[Data about app and page elements]
++++++++

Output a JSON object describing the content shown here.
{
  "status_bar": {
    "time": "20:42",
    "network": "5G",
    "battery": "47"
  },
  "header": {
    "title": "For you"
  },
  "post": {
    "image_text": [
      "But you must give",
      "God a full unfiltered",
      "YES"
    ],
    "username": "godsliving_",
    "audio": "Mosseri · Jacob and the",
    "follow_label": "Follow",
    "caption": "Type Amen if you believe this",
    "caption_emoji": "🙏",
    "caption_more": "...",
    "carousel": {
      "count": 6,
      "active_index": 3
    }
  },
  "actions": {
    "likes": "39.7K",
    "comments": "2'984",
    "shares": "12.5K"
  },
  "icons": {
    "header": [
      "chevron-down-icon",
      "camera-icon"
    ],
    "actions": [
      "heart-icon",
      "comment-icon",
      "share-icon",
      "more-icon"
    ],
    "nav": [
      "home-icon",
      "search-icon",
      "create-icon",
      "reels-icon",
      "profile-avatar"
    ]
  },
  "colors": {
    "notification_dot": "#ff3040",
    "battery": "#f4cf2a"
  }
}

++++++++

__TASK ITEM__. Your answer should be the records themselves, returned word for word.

__RESPONSE AREA__.
Output a JSON object describing the content shown here.
{
  "status_bar": {
    "time": "20:42",
    "network": "5G",
    "battery": "47"
  },
  "header": {
    "title": "For you"
  },
  "post": {
    "image_text": [
      "But you must give",
      "God a full unfiltered",
      "YES"
    ],
    "username": "godsliving_",
    "audio": "Mosseri · Jacob and the",
    "follow_label": "Follow",
    "caption": "Type Amen if you believe this",
    "caption_emoji": "🙏",
    "caption_more": "...",
    "carousel": {
      "count": 6,
      "active_index": 3
    }
  },
  "actions": {
    "likes": "39.7K",
    "comments": "2'984",
    "shares": "12.5K"
  },
  "icons": {
    "header": [
      "chevron-down-icon",
      "camera-icon"
    ],
    "actions": [
      "heart-icon",
      "comment-icon",
      "share-icon",
      "more-icon"
    ],
    "nav": [
      "home-icon",
      "search-icon",
      "create-icon",
      "reels-icon",
      "profile-avatar"
    ]
  },
  "colors": {
    "notification_dot": "#ff3040",
    "battery": "#f4cf2a"
  }
}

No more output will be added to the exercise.